In an era of conflicting diets, a simple message emerges.
You can get lots of conflicting advice flipping pages in diet books, or in party conversation. Fans of protein will eat the cheese but not the crackers; fat-avoiders will drink the diet soda but not the egg-nog; some people will urge you to fast, and others to eat tiny meals all day long.
Food affects people differently, depending on their genes, past health, and other factors. Savvy eaters know which foods give them indigestion. Savvy dieters have made useful observations about what helps them lose weight, though few keep it off for long. You may already know that certain foods are diet-busters for you.

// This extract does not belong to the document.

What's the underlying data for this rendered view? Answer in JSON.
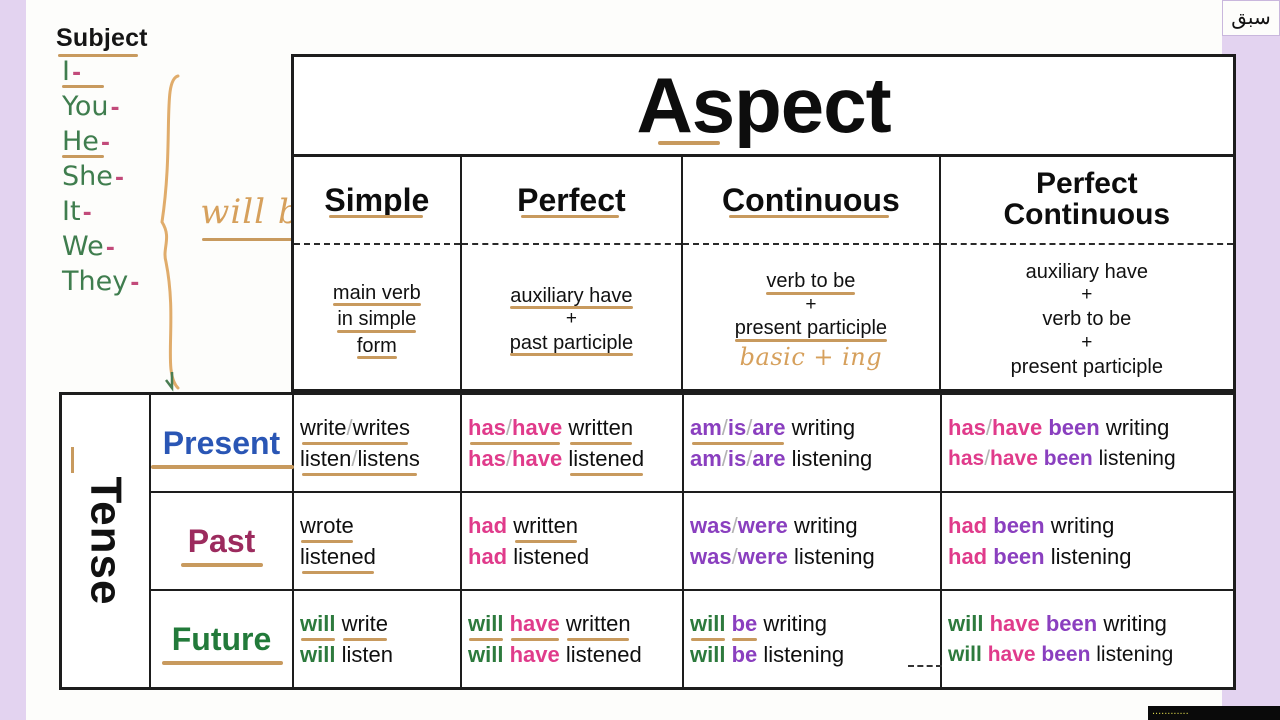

That said, one simple rule applies to almost everyone, writes David S. Ludwig, author of the forthcoming book “Always Hungry? Conquer Cravings, Retrain Your Fat Cells and Lose Weight Permanently.”
Eat fewer processed carbs.
In a clinical trial comparing the Atkins (high- protein/high-fat, low carb), Ornish (low-fat), Weight Watchers (portion control), and Zone (low-carb, five meals a day) diets, no diet emerged as clearly superior. Within each group, however, the researchers saw big differences: after a year some people had lost 35 pounds and others had gained 10 or more.
Why might that be? It’s harder to diet if you tend to get high insulin spikes after eating. To assess yourself, ask for an “insulin-30” level test, in which you’ll drink a bottle of glucose and your insulin level is measured a half hour later. Ludwig and co-author Cara Ebbeling have concluded that people with high “insulin-30” results lose more muscle and less fat on a standard low-calorie diet. Their metabolisms slow down the most as they lose weight, which makes them more likely to regain. The solution: eat fewer carbs. After a month on a low-carb approach, they can eat carbs without experiencing as big a drop in metabolism, though the effect may not last.
In a 2007 study, the team found that over a year and a half, obese high “insulin-30” people lost 10 pounds more if they adopted a low “glycemic load” diet — cutting back on simple carbohydrates — than on a low-fat diet. People who didn’t get insulin spikes lost the same amount of weight, whether they cut out fat or carbs.
In another approach, Israeli researchers continuously monitored the blood sugar of 800 adults and crunched the data to assess an individual’s blood sugar response to specific foods. High blood sugar after eating is one strong sign that you may be at risk of type 2 diabetes or heart disease. One day, they concluded, a test may inform you of your unique diet-busters.
However, if you want to control your post-meal blood sugar now, the easy current answer is to eat fewer processed carbs, Ludwig and others note. Once you cut out the packaged bread, potato chips, cookies, cake, and candy, you can get into the details of whether you need to get even stricter and never eat a baked potato.
What if you are in the happy camp that has an easier time dieting, and you’d rather cut out steak than bread? There’s a growing body of evidence that some fats are good for you, so go ahead and cut out steak but make sure you eat salmon and nuts.
January 11, 2016
Janet O’Dell, RN